## Task brief
Reply with one number: the count of lines in the records below that hold "WHEAT".

Collected data
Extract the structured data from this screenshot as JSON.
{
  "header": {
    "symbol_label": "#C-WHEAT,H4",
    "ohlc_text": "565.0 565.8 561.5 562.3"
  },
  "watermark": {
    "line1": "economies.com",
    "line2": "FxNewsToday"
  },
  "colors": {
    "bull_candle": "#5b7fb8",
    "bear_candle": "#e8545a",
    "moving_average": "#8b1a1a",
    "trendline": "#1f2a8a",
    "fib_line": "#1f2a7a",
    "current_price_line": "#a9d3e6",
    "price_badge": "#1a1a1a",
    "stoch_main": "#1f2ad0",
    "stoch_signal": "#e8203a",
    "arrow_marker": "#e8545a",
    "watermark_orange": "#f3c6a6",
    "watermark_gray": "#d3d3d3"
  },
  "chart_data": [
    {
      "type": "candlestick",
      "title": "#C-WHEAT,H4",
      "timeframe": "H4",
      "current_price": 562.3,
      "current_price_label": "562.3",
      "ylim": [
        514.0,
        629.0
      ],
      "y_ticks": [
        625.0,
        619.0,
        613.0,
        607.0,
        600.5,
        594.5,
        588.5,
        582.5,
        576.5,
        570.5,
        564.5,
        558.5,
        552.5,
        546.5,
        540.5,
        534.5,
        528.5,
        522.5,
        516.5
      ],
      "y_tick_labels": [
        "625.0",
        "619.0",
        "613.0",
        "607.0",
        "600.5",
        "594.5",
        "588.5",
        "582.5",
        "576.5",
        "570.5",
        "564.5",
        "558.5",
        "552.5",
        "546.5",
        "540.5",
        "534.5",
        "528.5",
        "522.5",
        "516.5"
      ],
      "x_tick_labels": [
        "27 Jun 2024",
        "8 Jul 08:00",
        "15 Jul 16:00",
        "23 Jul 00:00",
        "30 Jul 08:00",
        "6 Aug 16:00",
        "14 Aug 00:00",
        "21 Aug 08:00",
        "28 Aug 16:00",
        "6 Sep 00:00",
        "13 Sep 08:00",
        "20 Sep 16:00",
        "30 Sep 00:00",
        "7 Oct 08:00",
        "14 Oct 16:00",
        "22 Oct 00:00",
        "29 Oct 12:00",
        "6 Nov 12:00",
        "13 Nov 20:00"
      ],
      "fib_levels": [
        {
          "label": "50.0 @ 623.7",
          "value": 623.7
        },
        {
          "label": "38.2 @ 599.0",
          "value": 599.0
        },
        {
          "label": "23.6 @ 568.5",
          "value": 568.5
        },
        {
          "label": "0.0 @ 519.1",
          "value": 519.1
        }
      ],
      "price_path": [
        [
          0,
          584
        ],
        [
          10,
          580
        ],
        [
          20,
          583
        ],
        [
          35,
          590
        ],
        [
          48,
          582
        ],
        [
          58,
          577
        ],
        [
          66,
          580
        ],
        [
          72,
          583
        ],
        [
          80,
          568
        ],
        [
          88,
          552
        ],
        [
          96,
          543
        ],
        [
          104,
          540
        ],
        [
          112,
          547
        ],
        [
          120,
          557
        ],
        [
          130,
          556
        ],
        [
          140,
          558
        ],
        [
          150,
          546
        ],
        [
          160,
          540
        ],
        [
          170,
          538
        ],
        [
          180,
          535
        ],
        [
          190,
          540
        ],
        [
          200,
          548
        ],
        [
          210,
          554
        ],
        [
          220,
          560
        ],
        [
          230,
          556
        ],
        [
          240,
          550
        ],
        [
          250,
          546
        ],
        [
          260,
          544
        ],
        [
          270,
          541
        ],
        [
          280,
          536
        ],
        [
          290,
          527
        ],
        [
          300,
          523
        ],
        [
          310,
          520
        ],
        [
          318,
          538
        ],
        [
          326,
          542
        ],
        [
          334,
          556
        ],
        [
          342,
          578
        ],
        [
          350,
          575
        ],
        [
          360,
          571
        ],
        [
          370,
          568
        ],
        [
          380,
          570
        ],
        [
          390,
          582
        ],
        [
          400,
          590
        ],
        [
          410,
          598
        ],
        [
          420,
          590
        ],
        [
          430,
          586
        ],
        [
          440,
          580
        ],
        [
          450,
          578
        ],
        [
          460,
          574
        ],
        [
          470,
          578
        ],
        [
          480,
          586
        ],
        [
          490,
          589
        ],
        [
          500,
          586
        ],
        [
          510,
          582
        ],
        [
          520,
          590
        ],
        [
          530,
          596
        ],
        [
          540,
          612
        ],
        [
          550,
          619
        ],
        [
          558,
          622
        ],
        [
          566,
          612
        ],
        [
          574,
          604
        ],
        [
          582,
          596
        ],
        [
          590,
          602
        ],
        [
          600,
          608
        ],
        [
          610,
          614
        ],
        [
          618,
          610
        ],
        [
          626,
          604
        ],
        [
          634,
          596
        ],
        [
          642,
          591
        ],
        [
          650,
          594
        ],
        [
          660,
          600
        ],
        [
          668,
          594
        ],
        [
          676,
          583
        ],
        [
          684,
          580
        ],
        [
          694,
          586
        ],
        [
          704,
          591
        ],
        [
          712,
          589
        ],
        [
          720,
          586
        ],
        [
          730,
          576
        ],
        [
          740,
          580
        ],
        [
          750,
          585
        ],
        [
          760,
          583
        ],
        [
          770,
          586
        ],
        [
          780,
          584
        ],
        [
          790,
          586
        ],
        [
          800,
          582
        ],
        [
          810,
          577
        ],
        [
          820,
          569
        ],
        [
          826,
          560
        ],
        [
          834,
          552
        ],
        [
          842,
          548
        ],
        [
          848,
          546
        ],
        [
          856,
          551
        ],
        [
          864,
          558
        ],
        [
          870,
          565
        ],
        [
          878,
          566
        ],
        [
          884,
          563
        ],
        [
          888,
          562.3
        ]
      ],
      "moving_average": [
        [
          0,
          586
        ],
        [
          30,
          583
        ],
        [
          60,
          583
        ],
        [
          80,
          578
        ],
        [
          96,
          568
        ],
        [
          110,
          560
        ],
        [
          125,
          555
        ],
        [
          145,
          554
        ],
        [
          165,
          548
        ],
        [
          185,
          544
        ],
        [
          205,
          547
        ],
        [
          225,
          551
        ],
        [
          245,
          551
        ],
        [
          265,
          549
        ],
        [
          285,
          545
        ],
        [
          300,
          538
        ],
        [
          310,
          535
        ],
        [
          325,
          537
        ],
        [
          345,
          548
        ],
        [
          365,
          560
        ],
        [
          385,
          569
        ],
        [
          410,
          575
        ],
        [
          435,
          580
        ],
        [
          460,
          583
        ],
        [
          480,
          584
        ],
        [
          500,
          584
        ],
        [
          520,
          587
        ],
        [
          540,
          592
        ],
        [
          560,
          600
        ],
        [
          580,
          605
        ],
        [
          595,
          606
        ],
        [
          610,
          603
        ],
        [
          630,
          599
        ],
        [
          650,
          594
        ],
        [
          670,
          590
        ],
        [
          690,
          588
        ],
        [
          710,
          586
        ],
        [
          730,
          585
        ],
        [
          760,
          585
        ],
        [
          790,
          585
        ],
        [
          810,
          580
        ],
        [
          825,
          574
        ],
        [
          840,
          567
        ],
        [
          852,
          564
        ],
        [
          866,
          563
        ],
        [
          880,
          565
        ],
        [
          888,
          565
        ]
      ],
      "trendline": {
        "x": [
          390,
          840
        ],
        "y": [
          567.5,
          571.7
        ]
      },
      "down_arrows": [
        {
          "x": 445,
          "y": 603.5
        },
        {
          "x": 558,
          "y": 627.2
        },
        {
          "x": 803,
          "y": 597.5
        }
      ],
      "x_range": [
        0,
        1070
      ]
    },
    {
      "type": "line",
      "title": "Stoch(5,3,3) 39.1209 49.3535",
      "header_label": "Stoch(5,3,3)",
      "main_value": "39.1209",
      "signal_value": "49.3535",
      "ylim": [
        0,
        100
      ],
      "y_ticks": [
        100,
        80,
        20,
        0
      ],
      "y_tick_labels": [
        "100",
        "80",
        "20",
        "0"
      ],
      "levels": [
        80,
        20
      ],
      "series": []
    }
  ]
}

## Solution to this task
2